Tuesday, August 26, 2008

Etymology of Yarmulke

After much research I finally finished the first part of the the study of yarmulke. It is posted as part of my Librarian's Lobby column for August. It is double the length of my usual column and includes 17 footnotes.

It is hard to believe that this is my 100th column. Please spread the word.
Use this link to read the article: http://home.earthlink.net/~ddstuhlman/crc100.pdf

The additional parts will appear in the coming months. Since this month is the start of the school year and next month starts Elul, I can't promise when they will be done.

In the research and preparation process I had many discussions with people at shul. For some without an understanding of linguistics or history they are quick to quote what they were taught as a child.
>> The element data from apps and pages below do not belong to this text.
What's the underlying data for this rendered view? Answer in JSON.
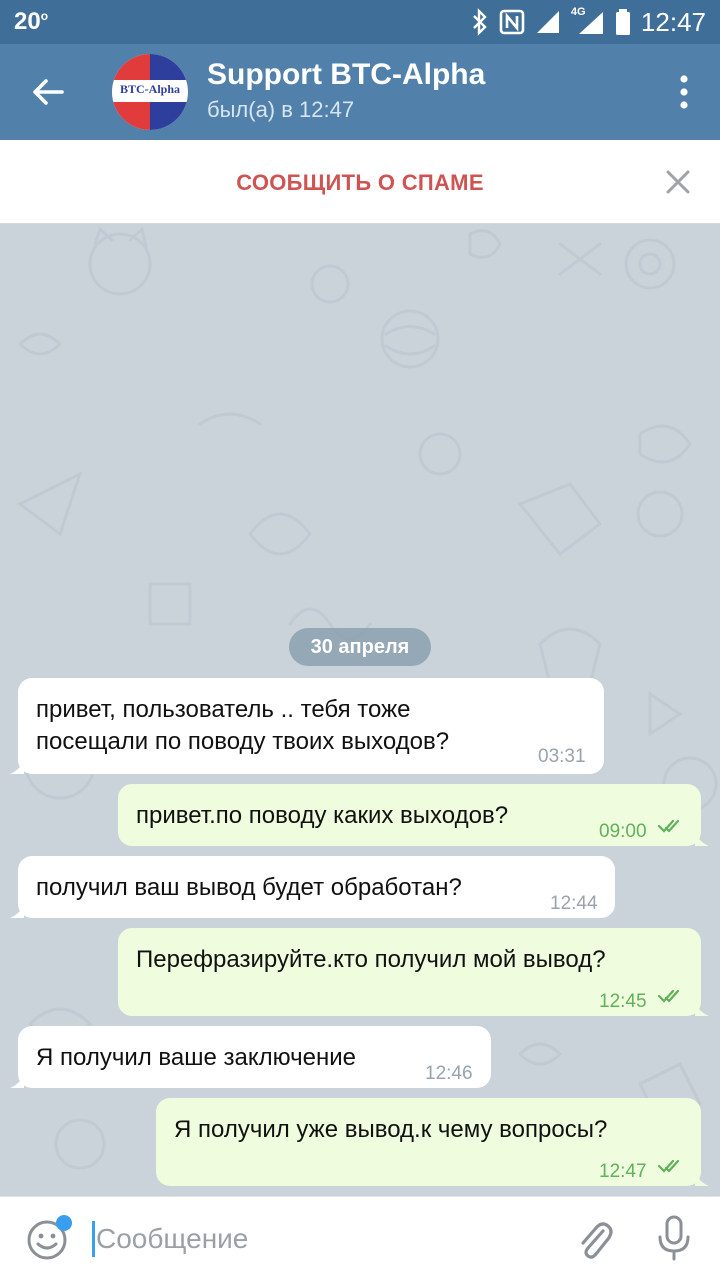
{
  "status_bar": {
    "left_value": "20",
    "left_superscript": "o",
    "network": "4G",
    "time": "12:47"
  },
  "header": {
    "avatar_text": "BTC-Alpha",
    "title": "Support BTC-Alpha",
    "subtitle": "был(а) в 12:47"
  },
  "spam_bar": {
    "label": "СООБЩИТЬ О СПАМЕ"
  },
  "chat": {
    "date_separator": "30 апреля",
    "messages": [
      {
        "direction": "in",
        "lines": [
          "привет, пользователь .. тебя тоже",
          "посещали по поводу твоих выходов?"
        ],
        "time": "03:31"
      },
      {
        "direction": "out",
        "lines": [
          "привет.по поводу каких выходов?"
        ],
        "time": "09:00",
        "read": true
      },
      {
        "direction": "in",
        "lines": [
          "получил ваш вывод будет обработан?"
        ],
        "time": "12:44"
      },
      {
        "direction": "out",
        "lines": [
          "Перефразируйте.кто получил мой вывод?"
        ],
        "time": "12:45",
        "read": true
      },
      {
        "direction": "in",
        "lines": [
          "Я получил ваше заключение"
        ],
        "time": "12:46"
      },
      {
        "direction": "out",
        "lines": [
          "Я получил уже вывод.к чему вопросы?"
        ],
        "time": "12:47",
        "read": true
      }
    ]
  },
  "input_bar": {
    "placeholder": "Сообщение"
  },
  "colors": {
    "header": "#5180ab",
    "status_bar": "#3f6f98",
    "spam_text": "#cf5353",
    "out_bubble": "#effdde",
    "out_time": "#5fb15a",
    "accent": "#3a9ef0"
  }
}
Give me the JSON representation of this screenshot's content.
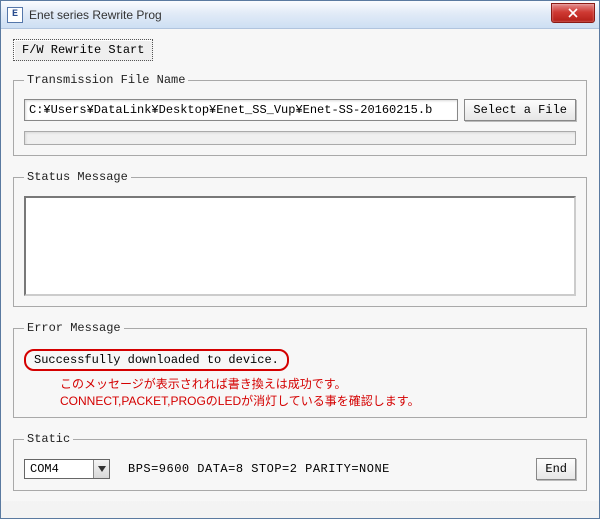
{
  "window": {
    "title": "Enet series Rewrite Prog",
    "app_icon_label": "E"
  },
  "buttons": {
    "fw_start": "F/W Rewrite Start",
    "select_file": "Select a File",
    "end": "End"
  },
  "groups": {
    "transmission": "Transmission File Name",
    "status": "Status Message",
    "error": "Error Message",
    "static": "Static"
  },
  "file": {
    "path": "C:¥Users¥DataLink¥Desktop¥Enet_SS_Vup¥Enet-SS-20160215.b"
  },
  "status": {
    "content": ""
  },
  "error": {
    "message": "Successfully downloaded to device.",
    "annotation_line1": "このメッセージが表示されれば書き換えは成功です。",
    "annotation_line2": "CONNECT,PACKET,PROGのLEDが消灯している事を確認します。"
  },
  "static": {
    "port": "COM4",
    "info": "BPS=9600  DATA=8  STOP=2  PARITY=NONE"
  }
}
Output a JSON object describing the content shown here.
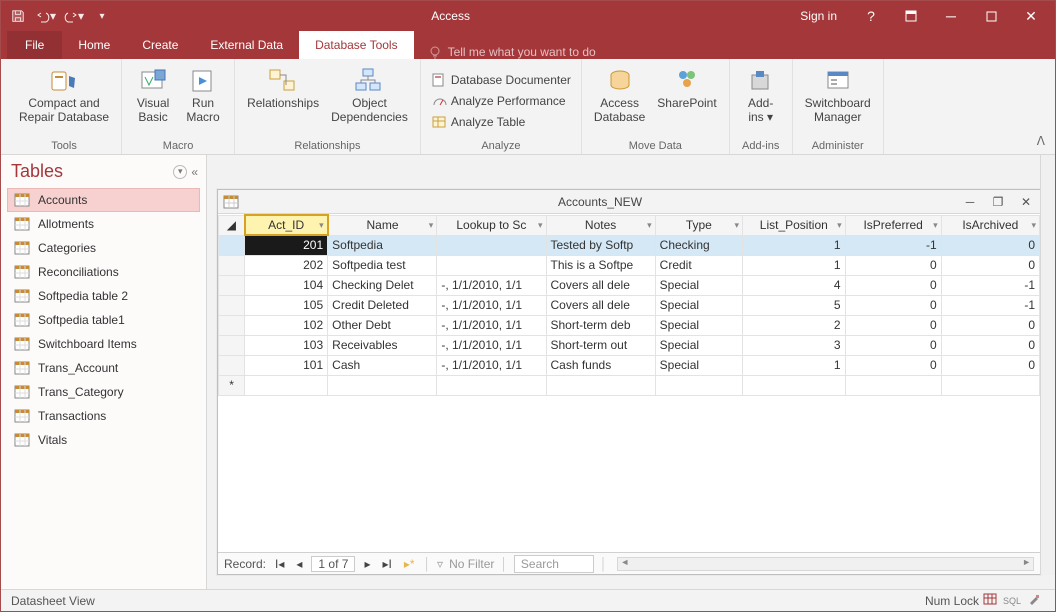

The type of head covering one wears today is related closely to the message you want to give to the people around you. If you wear a big black hat the message is different than a kippah with your favorite sports team.

Whenever I research a Yiddish word that does not come from Germanic or Hebrew roots there is always an interesting story. The next word people have asked me to search is "parve."

1 comment:

DLC said...

Interesting article about yarmulke. I've thought of writing about it myself - if I ever do, I'll be sure to reference your work.

I don't think kippa and cappa are related. I wrote about kippa here:


and Kutscher discusses cappa twice here

There might be some ancient common usage of a k/g sound followed by a p/b sound meaning "hill", but that's hard to prove.

By the way, I wrote about pareve as well - maybe that can help your next article.

Looking forward to it,

Dave (Balashon)